▸ **Work request**: For this task, copy all of the data below exactly and skip the pictures.

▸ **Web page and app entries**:
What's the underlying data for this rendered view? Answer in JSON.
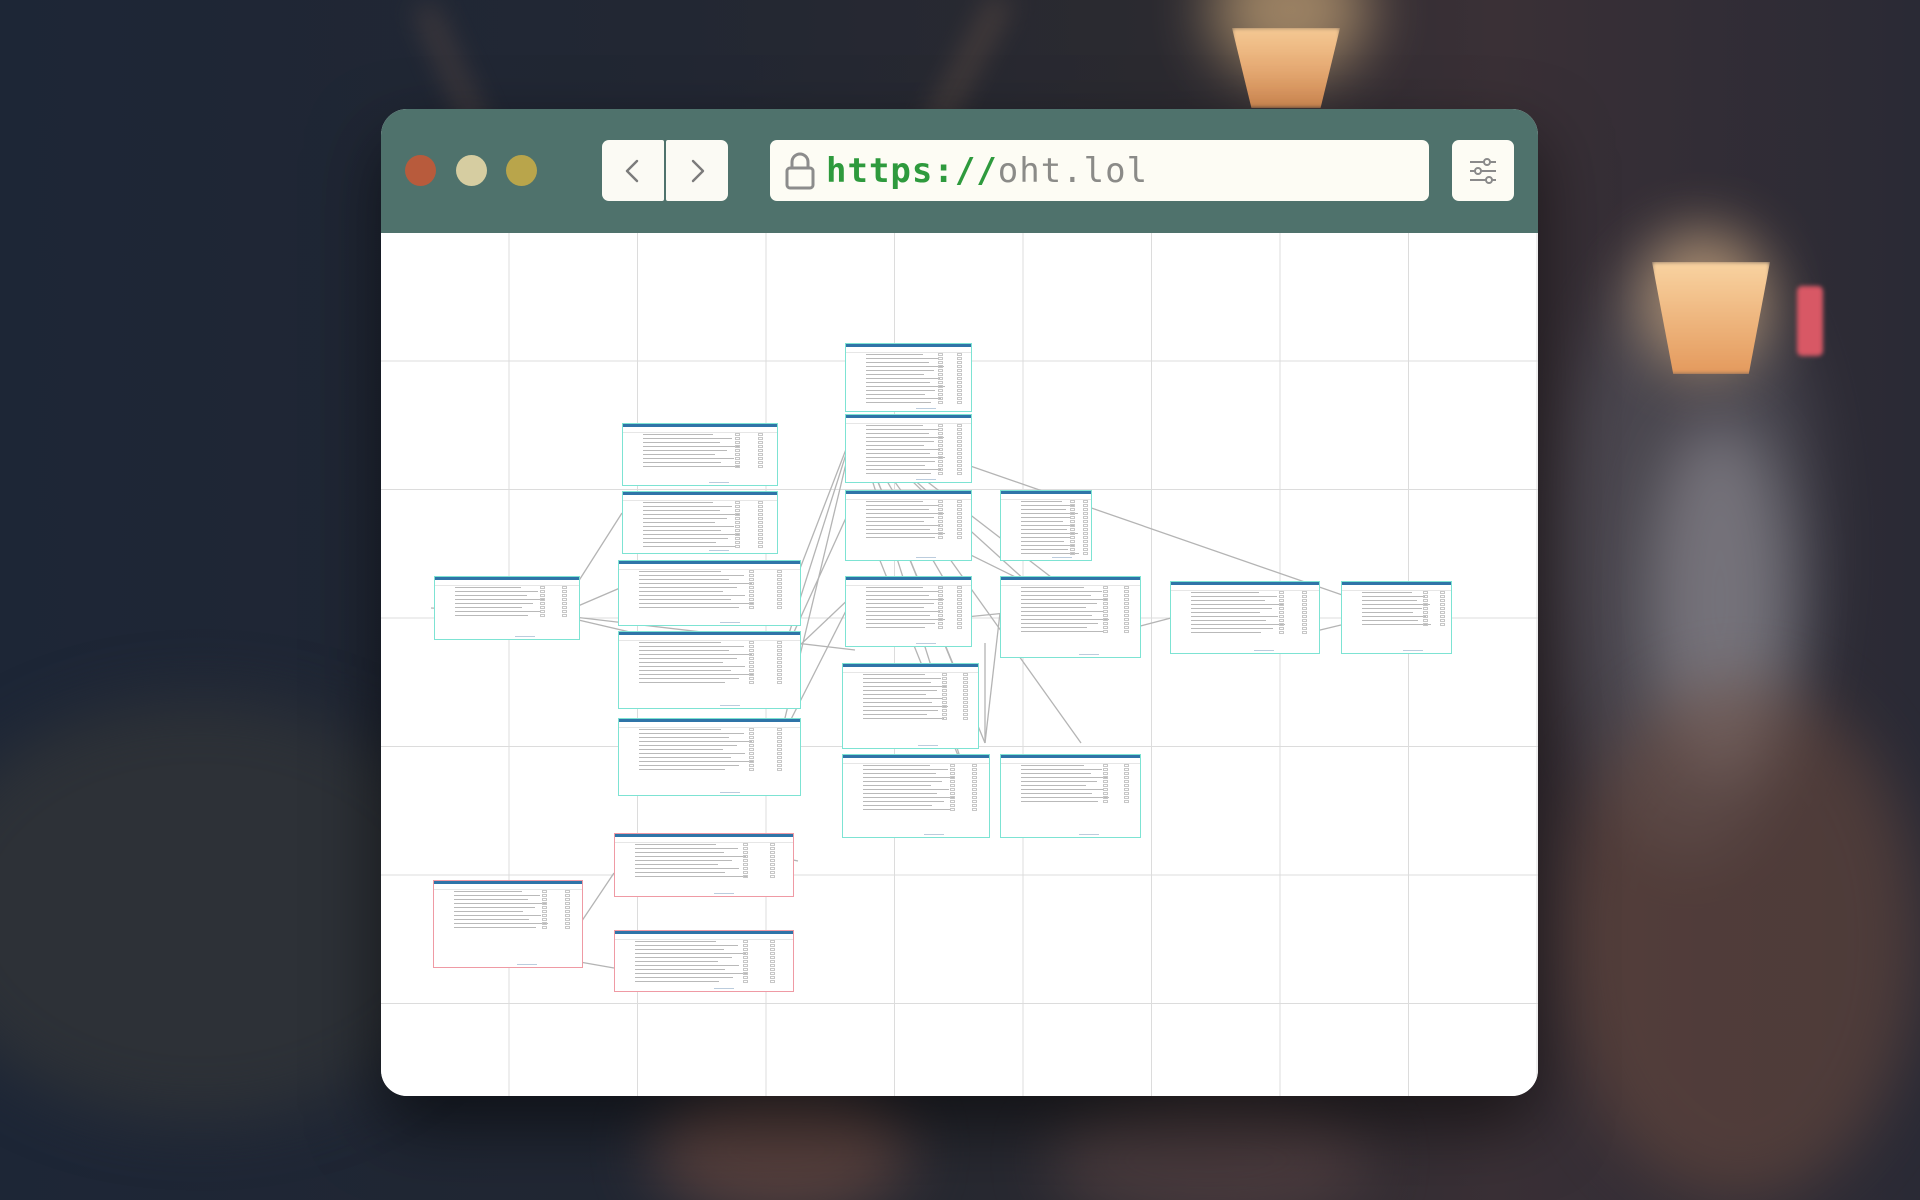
{
  "browser": {
    "url_scheme": "https://",
    "url_host": "oht.lol",
    "icons": {
      "back": "chevron-left-icon",
      "forward": "chevron-right-icon",
      "lock": "lock-icon",
      "menu": "sliders-menu-icon"
    },
    "colors": {
      "titlebar": "#4f726c",
      "close": "#b85b3c",
      "minimize": "#d6cda1",
      "maximize": "#b9a54b",
      "scheme": "#2e9a3d",
      "host": "#8b8b88"
    }
  },
  "diagram": {
    "tables": [
      {
        "id": "t01",
        "rows": 8,
        "accent": "teal"
      },
      {
        "id": "t02",
        "rows": 9,
        "accent": "teal"
      },
      {
        "id": "t03",
        "rows": 12,
        "accent": "teal"
      },
      {
        "id": "t04",
        "rows": 10,
        "accent": "teal"
      },
      {
        "id": "t05",
        "rows": 11,
        "accent": "teal"
      },
      {
        "id": "t06",
        "rows": 11,
        "accent": "teal"
      },
      {
        "id": "t07",
        "rows": 14,
        "accent": "teal"
      },
      {
        "id": "t08",
        "rows": 14,
        "accent": "teal"
      },
      {
        "id": "t09",
        "rows": 10,
        "accent": "teal"
      },
      {
        "id": "t10",
        "rows": 11,
        "accent": "teal"
      },
      {
        "id": "t11",
        "rows": 12,
        "accent": "teal"
      },
      {
        "id": "t12",
        "rows": 12,
        "accent": "teal"
      },
      {
        "id": "t13",
        "rows": 15,
        "accent": "teal"
      },
      {
        "id": "t14",
        "rows": 12,
        "accent": "teal"
      },
      {
        "id": "t15",
        "rows": 10,
        "accent": "teal"
      },
      {
        "id": "t16",
        "rows": 11,
        "accent": "teal"
      },
      {
        "id": "t17",
        "rows": 9,
        "accent": "pink"
      },
      {
        "id": "t18",
        "rows": 10,
        "accent": "pink"
      },
      {
        "id": "t19",
        "rows": 11,
        "accent": "pink"
      }
    ]
  }
}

▸ **Problem solution**:
What's the underlying data for this rendered view? Answer in JSON.
{
  "browser": {
    "url_scheme": "https://",
    "url_host": "oht.lol",
    "icons": {
      "back": "chevron-left-icon",
      "forward": "chevron-right-icon",
      "lock": "lock-icon",
      "menu": "sliders-menu-icon"
    },
    "colors": {
      "titlebar": "#4f726c",
      "close": "#b85b3c",
      "minimize": "#d6cda1",
      "maximize": "#b9a54b",
      "scheme": "#2e9a3d",
      "host": "#8b8b88"
    }
  },
  "diagram": {
    "tables": [
      {
        "id": "t01",
        "rows": 8,
        "accent": "teal"
      },
      {
        "id": "t02",
        "rows": 9,
        "accent": "teal"
      },
      {
        "id": "t03",
        "rows": 12,
        "accent": "teal"
      },
      {
        "id": "t04",
        "rows": 10,
        "accent": "teal"
      },
      {
        "id": "t05",
        "rows": 11,
        "accent": "teal"
      },
      {
        "id": "t06",
        "rows": 11,
        "accent": "teal"
      },
      {
        "id": "t07",
        "rows": 14,
        "accent": "teal"
      },
      {
        "id": "t08",
        "rows": 14,
        "accent": "teal"
      },
      {
        "id": "t09",
        "rows": 10,
        "accent": "teal"
      },
      {
        "id": "t10",
        "rows": 11,
        "accent": "teal"
      },
      {
        "id": "t11",
        "rows": 12,
        "accent": "teal"
      },
      {
        "id": "t12",
        "rows": 12,
        "accent": "teal"
      },
      {
        "id": "t13",
        "rows": 15,
        "accent": "teal"
      },
      {
        "id": "t14",
        "rows": 12,
        "accent": "teal"
      },
      {
        "id": "t15",
        "rows": 10,
        "accent": "teal"
      },
      {
        "id": "t16",
        "rows": 11,
        "accent": "teal"
      },
      {
        "id": "t17",
        "rows": 9,
        "accent": "pink"
      },
      {
        "id": "t18",
        "rows": 10,
        "accent": "pink"
      },
      {
        "id": "t19",
        "rows": 11,
        "accent": "pink"
      }
    ]
  }
}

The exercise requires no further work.